It’s going to be tough, because it’s also not just about the Dukes, but also all the players within the Kingdom. If only the Dukes are brought along (which seems to be most people’s focus) then there’s no underlying population to support the growth and development of the Kingdom, or to defend it against an invading army.

I think an unfortunate byproduct of the nature of this game still being in development, is the only thing to keep people engaged and busy is the politicking aspect. Maybe some elements of the community have focused a little too much on the nobility, and over-inflated its power in the grand scheme of things. Being a Count or a Duke is in theory a powerful position, but at the end of the day, people will vote with their feet and their in-game time. An unpopular noble could find themselves a Duke with only 5 committed and active players in their lands; a duchy doomed to failure.

At the heart of all of this, we are talking about establishing a government and its institutional structures under a social contract to ensure safety, security, and prosperity for all, and this is not a simple matter for a monarch. The Monarch’s frame of mind needs to account for the fact that this is people’s free-time and enjoyment, and people aren’t going to be bound to you like they are to real-world governments.

To that end, you need to balance the freedom and flexibility of a federation to allow players to play things in their own way, and to work towards their own goals, while also holding the supreme authority to force things for the greater good of the Kingdom.

My aims in this regard are to firstly set up a federal framework which sets up the scope of authority, powers, and responsibilities that the Dukes have towards the Kingdom, and the confines by which they must operate within. This then sets up clear expectations for everyone about what freedom Dukes have for their fiefdom, and also the boundaries which when crossed, will result in the use of the Monarch’s prescriptive powers to get them back into the realm of the Kingdom’s expectations.

At the beginning, I expect the Monarch to need to be more prescriptive in setting the tone and direction of the Kingdom, but this will then taper off as the Kingdom comes of age as people get the feel for its direction and the various powerbases.

The federal law component fits in here as it sets the commonalities that will transcend the individual duchies or counties, and sets in every player’s mind the fundamental components of how the Kingdom will function and what people can expect when living within its borders.

The second aim, which is where the real aspect of federalisation comes into play, is to develop goals and objectives that the Kingdom will be working towards, and then have the individuals of the Kingdom committed to achieving them.
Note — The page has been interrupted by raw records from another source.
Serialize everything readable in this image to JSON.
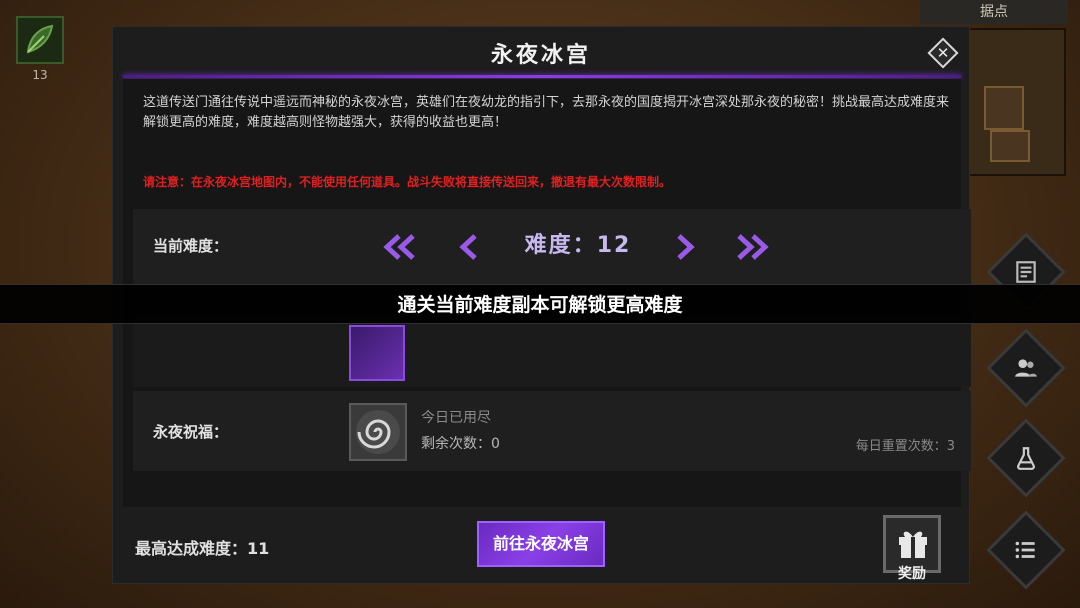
{
  "background": {
    "item_count": "13",
    "minimap_title": "据点"
  },
  "dialog": {
    "title": "永夜冰宫",
    "close_icon": "close-icon",
    "description": "这道传送门通往传说中遥远而神秘的永夜冰宫，英雄们在夜幼龙的指引下，去那永夜的国度揭开冰宫深处那永夜的秘密！挑战最高达成难度来解锁更高的难度，难度越高则怪物越强大，获得的收益也更高！",
    "warning": "请注意：在永夜冰宫地图内，不能使用任何道具。战斗失败将直接传送回来，撤退有最大次数限制。"
  },
  "difficulty": {
    "label": "当前难度：",
    "value_label": "难度：",
    "value": "12",
    "icons": [
      "double-chevron-left-icon",
      "chevron-left-icon",
      "chevron-right-icon",
      "double-chevron-right-icon"
    ]
  },
  "toast": {
    "message": "通关当前难度副本可解锁更高难度"
  },
  "blessing": {
    "label": "永夜祝福：",
    "status": "今日已用尽",
    "remaining": "剩余次数：0",
    "daily_reset": "每日重置次数：3"
  },
  "footer": {
    "max_difficulty": "最高达成难度：11",
    "go_button": "前往永夜冰宫",
    "reward_label": "奖励"
  },
  "colors": {
    "accent": "#8a40e8",
    "warning": "#e02020"
  }
}
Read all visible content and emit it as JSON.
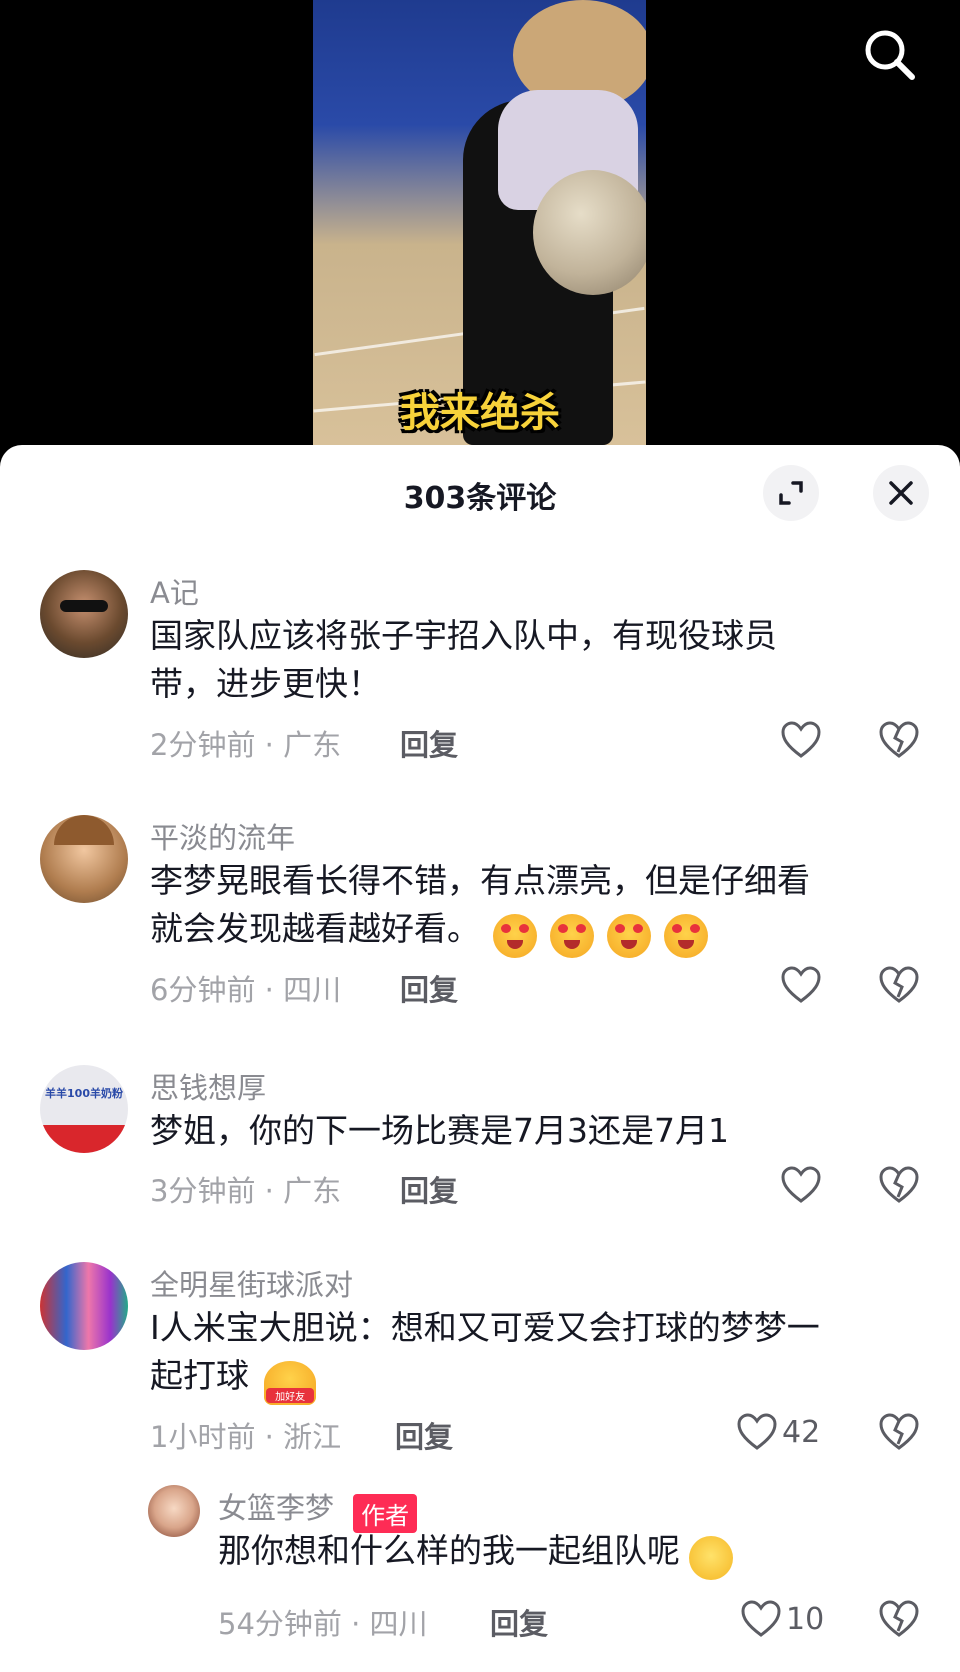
{
  "video": {
    "caption": "我来绝杀"
  },
  "sheet": {
    "title": "303条评论"
  },
  "comments": [
    {
      "user": "A记",
      "text1": "国家队应该将张子宇招入队中，有现役球员",
      "text2": "带，进步更快！",
      "meta": "2分钟前 · 广东",
      "reply": "回复",
      "likes": ""
    },
    {
      "user": "平淡的流年",
      "text1": "李梦晃眼看长得不错，有点漂亮，但是仔细看",
      "text2": "就会发现越看越好看。",
      "meta": "6分钟前 · 四川",
      "reply": "回复",
      "likes": ""
    },
    {
      "user": "思钱想厚",
      "text1": "梦姐，你的下一场比赛是7月3还是7月1",
      "meta": "3分钟前 · 广东",
      "reply": "回复",
      "likes": "",
      "avatar_text": "羊羊100羊奶粉"
    },
    {
      "user": "全明星街球派对",
      "text1": "I人米宝大胆说：想和又可爱又会打球的梦梦一",
      "text2": "起打球",
      "meta": "1小时前 · 浙江",
      "reply": "回复",
      "likes": "42",
      "sticker": "加好友"
    }
  ],
  "reply_comment": {
    "user": "女篮李梦",
    "badge": "作者",
    "text": "那你想和什么样的我一起组队呢",
    "meta": "54分钟前 · 四川",
    "reply": "回复",
    "likes": "10"
  }
}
At the end of the day, it is shared purpose and a common vision that brings people together into a successful federation. When interests diverge too much, then you end up with things like rebellious citizens from the people, Dukes trying to split off, etc.

What I want for this Free Kingdom, is for us to achieve a unification which solidifies us as a true, independent Kingdom, and then to prosper as that until the game ends.

I will work hard to see us weather all ills and the crap thrown at us, and at the end to be something we look back at and say with pride “We built that thing that has stood the test of time, and I’m glad I was part of it“.


Can the Monarch marry a commoner?

Once again, this is another area that I have not provided much thought to, and honestly, this tends to be something that will become an element shaped by the expectations and culture of the Conclave of Lords. Much of the specific nature of these types of laws are going to be a result of debate and agreement among the nobles when the Kingdom is more formed politically.

Personally, I see no issue with marrying a commoner, but historically in the real-world that has annoyed the nobility who prefer to keep the pool of potential candidates small, and exclusive to their world of political jostling. How the nobility views and debates this factor is going to be interesting and may reveal something about their view of commoners in general.